TASK DIRECTIONS -
Please reproduce all of the data exactly as it appears, but skip the pictures.

ENTRIES SUPPLIED -
- Opening Delimiter -
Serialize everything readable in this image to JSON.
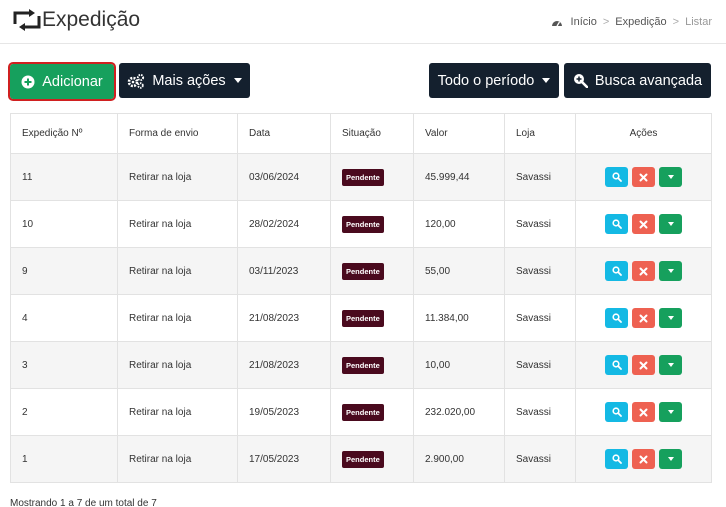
{
  "header": {
    "title": "Expedição",
    "icon": "loop-arrows-icon",
    "breadcrumb": [
      "Início",
      "Expedição",
      "Listar"
    ]
  },
  "toolbar": {
    "add_label": "Adicionar",
    "more_actions_label": "Mais ações",
    "period_label": "Todo o período",
    "advanced_search_label": "Busca avançada"
  },
  "colors": {
    "add_button": "#16a05d",
    "dark_button": "#14202e",
    "badge_pending": "#4a0a1e",
    "view_action": "#14b9e4",
    "delete_action": "#ee6151",
    "more_action": "#16a05d",
    "highlight_outline": "#d02020"
  },
  "table": {
    "columns": [
      "Expedição Nº",
      "Forma de envio",
      "Data",
      "Situação",
      "Valor",
      "Loja",
      "Ações"
    ],
    "rows": [
      {
        "id": "11",
        "shipping": "Retirar na loja",
        "date": "03/06/2024",
        "status": "Pendente",
        "value": "45.999,44",
        "store": "Savassi"
      },
      {
        "id": "10",
        "shipping": "Retirar na loja",
        "date": "28/02/2024",
        "status": "Pendente",
        "value": "120,00",
        "store": "Savassi"
      },
      {
        "id": "9",
        "shipping": "Retirar na loja",
        "date": "03/11/2023",
        "status": "Pendente",
        "value": "55,00",
        "store": "Savassi"
      },
      {
        "id": "4",
        "shipping": "Retirar na loja",
        "date": "21/08/2023",
        "status": "Pendente",
        "value": "11.384,00",
        "store": "Savassi"
      },
      {
        "id": "3",
        "shipping": "Retirar na loja",
        "date": "21/08/2023",
        "status": "Pendente",
        "value": "10,00",
        "store": "Savassi"
      },
      {
        "id": "2",
        "shipping": "Retirar na loja",
        "date": "19/05/2023",
        "status": "Pendente",
        "value": "232.020,00",
        "store": "Savassi"
      },
      {
        "id": "1",
        "shipping": "Retirar na loja",
        "date": "17/05/2023",
        "status": "Pendente",
        "value": "2.900,00",
        "store": "Savassi"
      }
    ]
  },
  "footer": {
    "summary": "Mostrando 1 a 7 de um total de 7"
  }
}
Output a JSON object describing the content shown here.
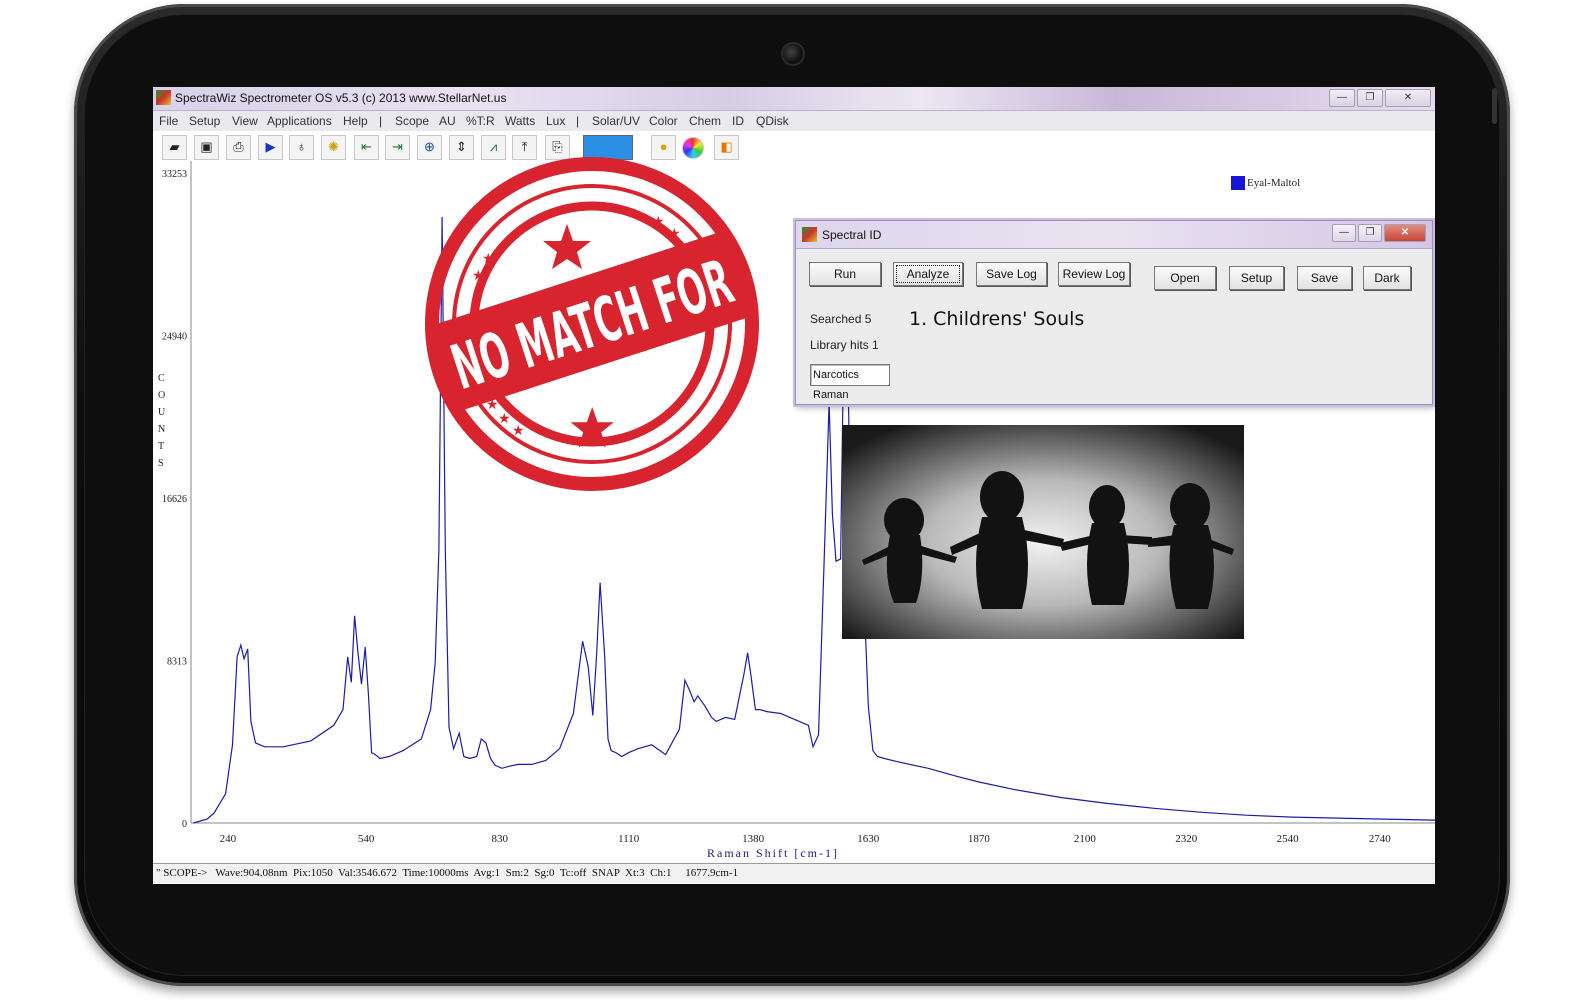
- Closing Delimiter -
RESPONSE AREA -
Serialize everything readable in this image to JSON.
{
  "header": {
    "title": "Expedição",
    "icon": "loop-arrows-icon",
    "breadcrumb": [
      "Início",
      "Expedição",
      "Listar"
    ]
  },
  "toolbar": {
    "add_label": "Adicionar",
    "more_actions_label": "Mais ações",
    "period_label": "Todo o período",
    "advanced_search_label": "Busca avançada"
  },
  "colors": {
    "add_button": "#16a05d",
    "dark_button": "#14202e",
    "badge_pending": "#4a0a1e",
    "view_action": "#14b9e4",
    "delete_action": "#ee6151",
    "more_action": "#16a05d",
    "highlight_outline": "#d02020"
  },
  "table": {
    "columns": [
      "Expedição Nº",
      "Forma de envio",
      "Data",
      "Situação",
      "Valor",
      "Loja",
      "Ações"
    ],
    "rows": [
      {
        "id": "11",
        "shipping": "Retirar na loja",
        "date": "03/06/2024",
        "status": "Pendente",
        "value": "45.999,44",
        "store": "Savassi"
      },
      {
        "id": "10",
        "shipping": "Retirar na loja",
        "date": "28/02/2024",
        "status": "Pendente",
        "value": "120,00",
        "store": "Savassi"
      },
      {
        "id": "9",
        "shipping": "Retirar na loja",
        "date": "03/11/2023",
        "status": "Pendente",
        "value": "55,00",
        "store": "Savassi"
      },
      {
        "id": "4",
        "shipping": "Retirar na loja",
        "date": "21/08/2023",
        "status": "Pendente",
        "value": "11.384,00",
        "store": "Savassi"
      },
      {
        "id": "3",
        "shipping": "Retirar na loja",
        "date": "21/08/2023",
        "status": "Pendente",
        "value": "10,00",
        "store": "Savassi"
      },
      {
        "id": "2",
        "shipping": "Retirar na loja",
        "date": "19/05/2023",
        "status": "Pendente",
        "value": "232.020,00",
        "store": "Savassi"
      },
      {
        "id": "1",
        "shipping": "Retirar na loja",
        "date": "17/05/2023",
        "status": "Pendente",
        "value": "2.900,00",
        "store": "Savassi"
      }
    ]
  },
  "footer": {
    "summary": "Mostrando 1 a 7 de um total de 7"
  }
}
Output a JSON object describing the content shown here.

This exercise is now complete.